» Prompt
Your answer should consist of each line below that contains the string "JSON".

[Collection entries]
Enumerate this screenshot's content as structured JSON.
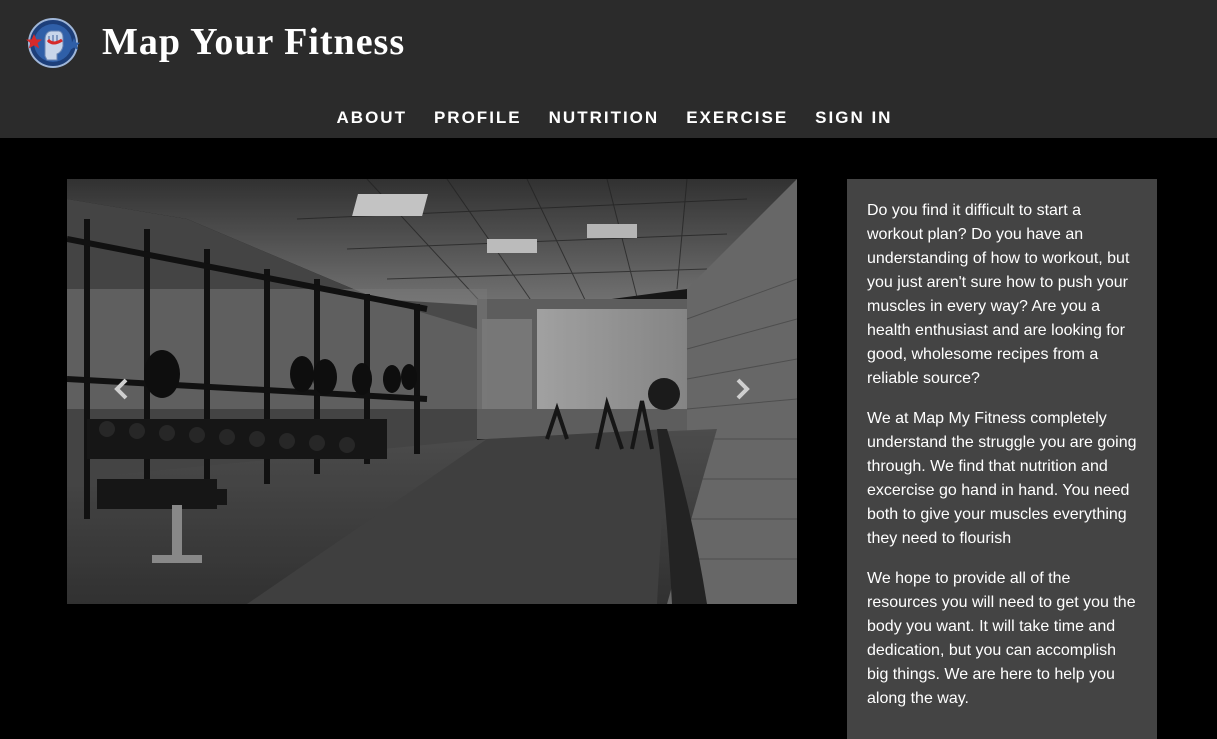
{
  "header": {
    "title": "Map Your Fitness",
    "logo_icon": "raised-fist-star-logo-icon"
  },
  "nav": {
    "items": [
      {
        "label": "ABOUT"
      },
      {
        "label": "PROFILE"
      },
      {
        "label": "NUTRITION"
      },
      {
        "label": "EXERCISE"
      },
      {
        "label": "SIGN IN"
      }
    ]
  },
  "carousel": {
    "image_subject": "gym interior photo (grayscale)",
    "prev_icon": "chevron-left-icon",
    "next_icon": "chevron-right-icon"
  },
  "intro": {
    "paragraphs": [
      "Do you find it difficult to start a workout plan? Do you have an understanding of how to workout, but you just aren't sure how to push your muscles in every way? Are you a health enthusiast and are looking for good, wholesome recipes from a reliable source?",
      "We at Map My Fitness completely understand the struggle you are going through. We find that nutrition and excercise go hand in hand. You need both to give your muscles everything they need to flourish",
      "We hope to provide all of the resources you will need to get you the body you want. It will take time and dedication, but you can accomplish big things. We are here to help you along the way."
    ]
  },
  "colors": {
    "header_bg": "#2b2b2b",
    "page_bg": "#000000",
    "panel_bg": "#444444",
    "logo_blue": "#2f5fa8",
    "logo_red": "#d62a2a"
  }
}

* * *

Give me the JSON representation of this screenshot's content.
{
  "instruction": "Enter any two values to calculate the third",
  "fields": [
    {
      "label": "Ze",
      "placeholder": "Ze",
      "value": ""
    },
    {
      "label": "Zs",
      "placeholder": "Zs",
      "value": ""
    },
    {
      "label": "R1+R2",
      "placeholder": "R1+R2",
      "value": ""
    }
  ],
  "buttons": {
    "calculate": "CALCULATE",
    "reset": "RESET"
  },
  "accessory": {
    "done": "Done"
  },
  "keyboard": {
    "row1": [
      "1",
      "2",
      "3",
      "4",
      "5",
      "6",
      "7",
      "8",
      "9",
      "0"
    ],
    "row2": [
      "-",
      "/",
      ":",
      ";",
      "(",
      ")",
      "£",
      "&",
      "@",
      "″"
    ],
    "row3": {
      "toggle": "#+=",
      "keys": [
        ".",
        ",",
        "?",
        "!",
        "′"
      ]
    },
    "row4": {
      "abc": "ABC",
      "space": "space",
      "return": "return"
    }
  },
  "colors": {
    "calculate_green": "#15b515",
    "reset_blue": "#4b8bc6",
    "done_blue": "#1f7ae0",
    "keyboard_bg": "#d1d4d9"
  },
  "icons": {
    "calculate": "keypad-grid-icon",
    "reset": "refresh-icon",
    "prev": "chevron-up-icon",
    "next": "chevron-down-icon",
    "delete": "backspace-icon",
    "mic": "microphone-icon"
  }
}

» Solution to the exercise
Enumerate this screenshot's content as structured JSON.
Give me the JSON representation of this screenshot's content.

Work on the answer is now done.